In 1981, Londoners Anthony and Gillian Blee purchased the ultimate fixer-upper. The property in southwestern France was idyllic, but its old mill, built in 1822, and three flanking outbuildings had fallen into terrible disrepair.
"We really wanted to capture the ruinous quality of this old building rather than do something overtly new," Blee says. Before construction could begin, however, he and Halligan had to patch the remaining walls using stones found in the nearby river. Wherever a wall had collapsed, the designers inserted framing to create windows and doors. For the roof, they turned to the original tiles. "My father's terrible at throwing things away," Blee says. "We took the tiles off 30 years ago, as it was too dangerous to have them up there. They've been sitting in the fields ever since, and this was out last chance to use them."

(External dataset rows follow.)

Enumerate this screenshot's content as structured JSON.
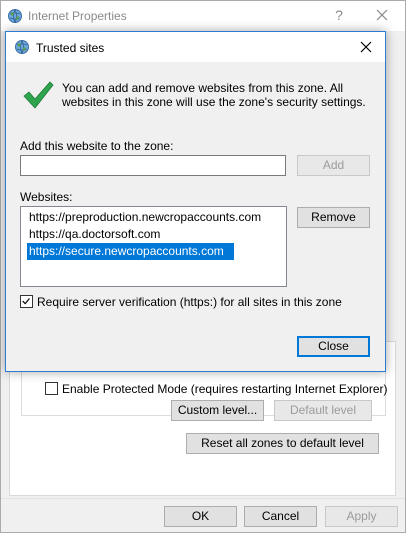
{
  "background_window": {
    "title": "Internet Properties",
    "help_glyph": "?",
    "protected_mode_label": "Enable Protected Mode (requires restarting Internet Explorer)",
    "protected_mode_checked": false,
    "custom_level_label": "Custom level...",
    "default_level_label": "Default level",
    "reset_all_label": "Reset all zones to default level",
    "ok_label": "OK",
    "cancel_label": "Cancel",
    "apply_label": "Apply"
  },
  "dialog": {
    "title": "Trusted sites",
    "intro": "You can add and remove websites from this zone. All websites in this zone will use the zone's security settings.",
    "add_label": "Add this website to the zone:",
    "add_input_value": "",
    "add_button": "Add",
    "websites_label": "Websites:",
    "websites": [
      {
        "url": "https://preproduction.newcropaccounts.com",
        "selected": false
      },
      {
        "url": "https://qa.doctorsoft.com",
        "selected": false
      },
      {
        "url": "https://secure.newcropaccounts.com",
        "selected": true
      }
    ],
    "remove_button": "Remove",
    "require_verification_label": "Require server verification (https:) for all sites in this zone",
    "require_verification_checked": true,
    "close_button": "Close"
  },
  "icons": {
    "window_icon": "internet-globe-icon",
    "dialog_icon": "internet-globe-icon",
    "check_icon": "green-check-icon",
    "close_icon": "close-icon"
  },
  "colors": {
    "accent": "#0078d7",
    "check_green": "#2ea44f",
    "dialog_border": "#2b7cd3"
  }
}
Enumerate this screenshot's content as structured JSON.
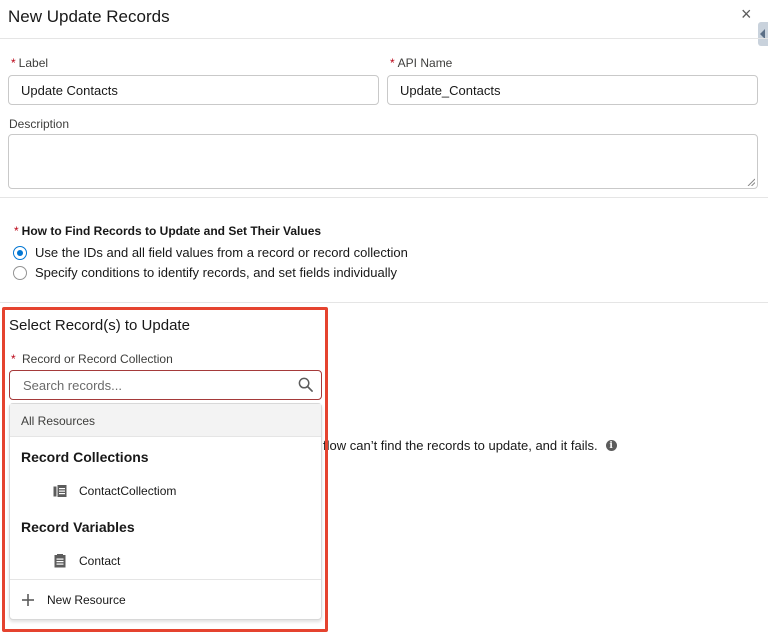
{
  "modal": {
    "title": "New Update Records",
    "close_glyph": "×"
  },
  "fields": {
    "label": {
      "label": "Label",
      "value": "Update Contacts"
    },
    "api_name": {
      "label": "API Name",
      "value": "Update_Contacts"
    },
    "description": {
      "label": "Description",
      "value": ""
    }
  },
  "how_to_find": {
    "label": "How to Find Records to Update and Set Their Values",
    "options": [
      {
        "label": "Use the IDs and all field values from a record or record collection",
        "selected": true
      },
      {
        "label": "Specify conditions to identify records, and set fields individually",
        "selected": false
      }
    ]
  },
  "select_records": {
    "title": "Select Record(s) to Update",
    "field_label": "Record or Record Collection",
    "search_placeholder": "Search records..."
  },
  "dropdown": {
    "all_resources": "All Resources",
    "groups": [
      {
        "label": "Record Collections",
        "items": [
          {
            "label": "ContactCollectiom",
            "icon": "collection-icon"
          }
        ]
      },
      {
        "label": "Record Variables",
        "items": [
          {
            "label": "Contact",
            "icon": "record-icon"
          }
        ]
      }
    ],
    "new_resource": "New Resource"
  },
  "behind_text": "flow can’t find the records to update, and it fails.",
  "required_marker": "*",
  "colors": {
    "accent": "#0176d3",
    "required": "#ba0517",
    "highlight": "#e5432f"
  }
}
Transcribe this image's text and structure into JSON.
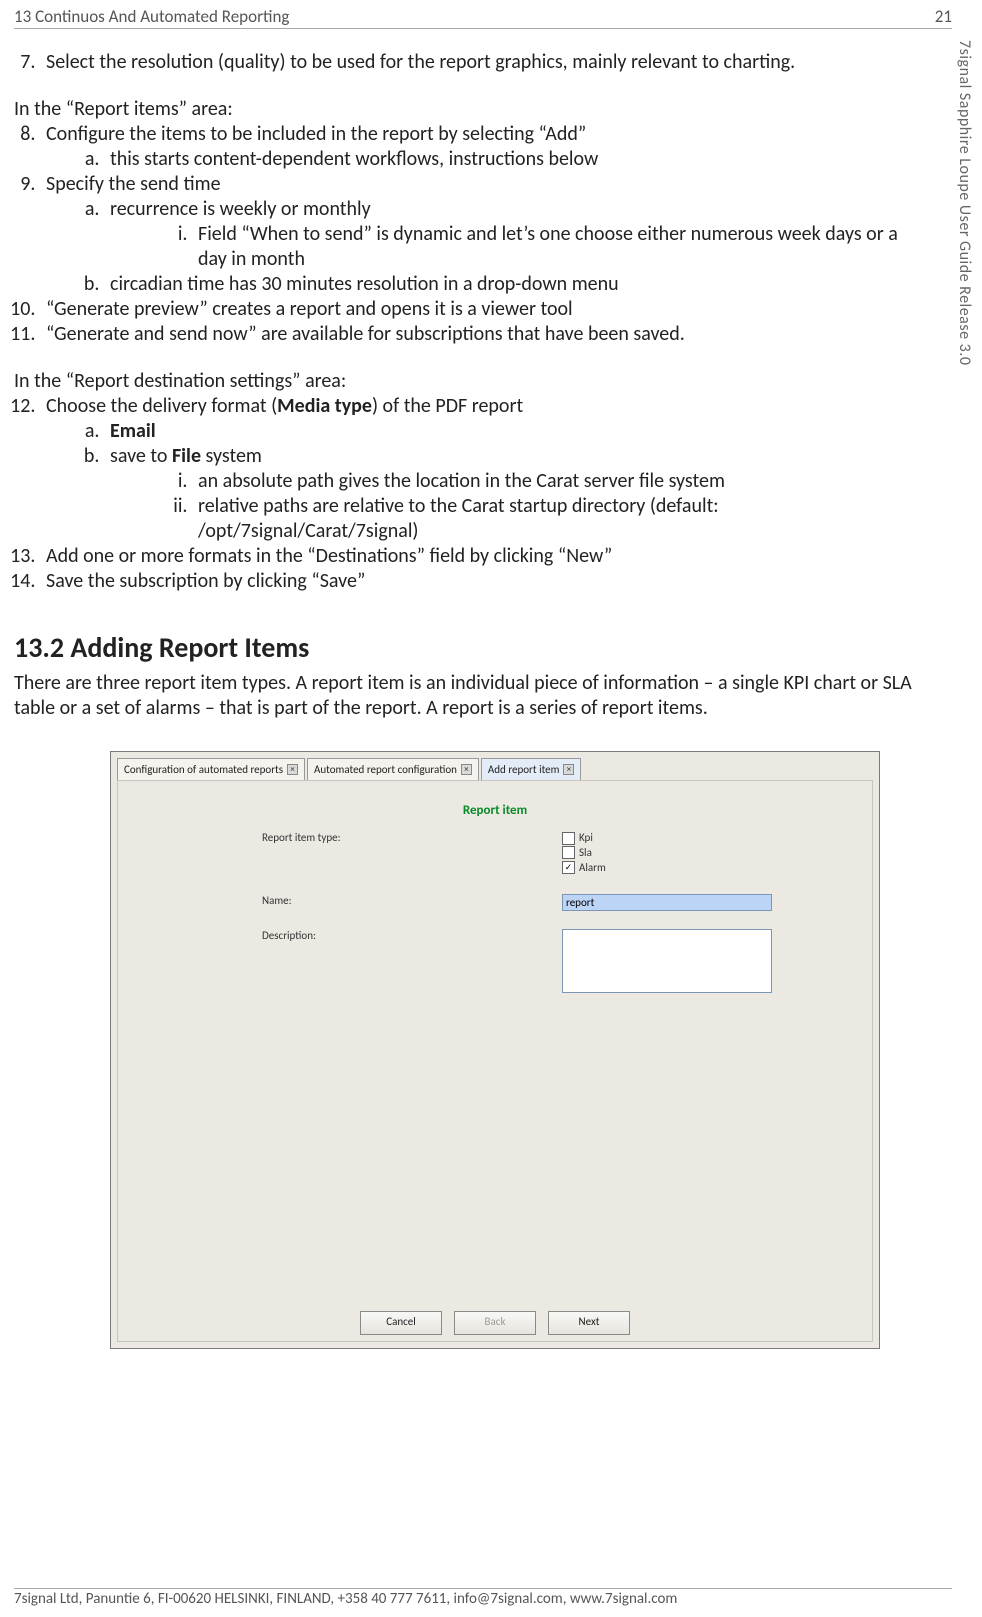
{
  "header": {
    "left": "13 Continuos And Automated Reporting",
    "right": "21"
  },
  "sidebar": "7signal Sapphire Loupe User Guide Release 3.0",
  "list7": "Select the resolution (quality) to be used for the report graphics, mainly relevant to charting.",
  "preItems": "In the “Report items” area:",
  "list8": "Configure the items to be included in the report by selecting “Add”",
  "list8a": "this starts content-dependent workflows, instructions below",
  "list9": "Specify the send time",
  "list9a": "recurrence is weekly or monthly",
  "list9ai": "Field “When to send” is dynamic and let’s one choose either numerous week days or a day in month",
  "list9b": "circadian time has 30 minutes resolution in a drop-down menu",
  "list10": "“Generate preview” creates a report and opens it is a viewer tool",
  "list11": "“Generate and send now” are available for subscriptions that have been saved.",
  "preDest": "In the “Report destination settings” area:",
  "list12_before": "Choose the delivery format (",
  "list12_bold": "Media type",
  "list12_after": ") of the PDF report",
  "list12a": "Email",
  "list12b_before": "save to ",
  "list12b_bold": "File",
  "list12b_after": " system",
  "list12bi": "an absolute path gives the location in the Carat server file system",
  "list12bii": "relative paths are relative to the Carat startup directory (default: /opt/7signal/Carat/7signal)",
  "list13": "Add one or more formats in the “Destinations” field by clicking “New”",
  "list14": "Save the subscription by clicking “Save”",
  "sectionTitle": "13.2 Adding Report Items",
  "sectionBody": "There are three report item types. A report item is an individual piece of information – a single KPI chart or SLA table or a set of alarms – that is part of the report. A report is a series of report items.",
  "shot": {
    "tabs": {
      "t1": "Configuration of automated reports",
      "t2": "Automated report configuration",
      "t3": "Add report item"
    },
    "heading": "Report item",
    "labels": {
      "type": "Report item type:",
      "name": "Name:",
      "desc": "Description:"
    },
    "checks": {
      "kpi": "Kpi",
      "sla": "Sla",
      "alarm": "Alarm"
    },
    "nameValue": "report",
    "buttons": {
      "cancel": "Cancel",
      "back": "Back",
      "next": "Next"
    }
  },
  "footer": "7signal Ltd, Panuntie 6, FI-00620 HELSINKI, FINLAND, +358 40 777 7611, info@7signal.com, www.7signal.com"
}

To power the building, Blee and Halligan hooked up two solar panels—though not without difficulty. "The roof faces the wrong way—north—so we couldn't mount the panels on it," Blee says. Instead, they affixed the two 1.5-by-1.5-foot solar arrays to a nearby existing wall and ran cables back to the structure. To increase efficiency by not having to convert the 12-volt power coming from the panels to higher, more appliance-friendly wattage, the architects installed 12-volt light fixtures throughout. "You can't plug a laptop into the wall, but it's a more simple and robust system: just two panels wired into the battery," Blee says.
To heat the small structure, Blee and Halligan installed a 17.75-inch-tall, 15.75-inch-wide, and 15.75-inch-deep wood-burning stove equipped with a built-in water boiler. The stove was built into an old doorway that was no longer needed. By wrapping the walls in sheet steel, Blee and Halligan made the area fire-resistant, and the warmth from the stove is amplified as it reflects into the room. Though it's handy in the winter, the stove-boiler combination is merely decoration in the summer: "It's so hot that we just bathe in the river nearby," Blee says.
The building takes advantage of passive heating and cooling, thanks to Blee and Halligan's strategic design to capture the most sunlight in the winter and provide the most shade in the summer. The above-ground glass facade faces east and draws in the daylight, but when the sun proves too strong, whoever is staying in the structure can close the internal shutters to beat the heat.
Renovating the old mill was a family effort, and Blee called on his sister Kate, a textile designer based in London, to lend a helping hand with the tile work. Kate's repertoire also extends to building installations, including a ceramic wall in the City and Islington Center for Lifelong Learning in North London. "She had several boxes left over," Blee recalls, "which meant another opportunity to use something that was lying around." The tiles, with finishes ranging from heavy glazes to matte coats, offered textural variety, which brother and sister used to "play around with the idea of reflection from the roof light."
The cabin is partially underground, so the designers drew on the sun via skylights and strategically placed windows to light and heat the structure.
"It was a complete ruin and completely uninhabitable," says Greg Blee, one of Anthony and Gillian's five children and a founding partner at Blee Halligan Architects.
Bit by bit, the couple restored each building with the help of family and friends. In March 2010, Blee and his design partner, Lee Halligan, completed the final renovation transforming the last structure into a 215-square-foot cabin for two. After prefabricating the timber framing in sections scaled to fit into a Renault van, Blee and Halligan drove through the chunnel to construct the interiors on-site. With no access to electricity, plumbing, or other utilities, the duo turned to the land for materials and to the sky as a source of energy.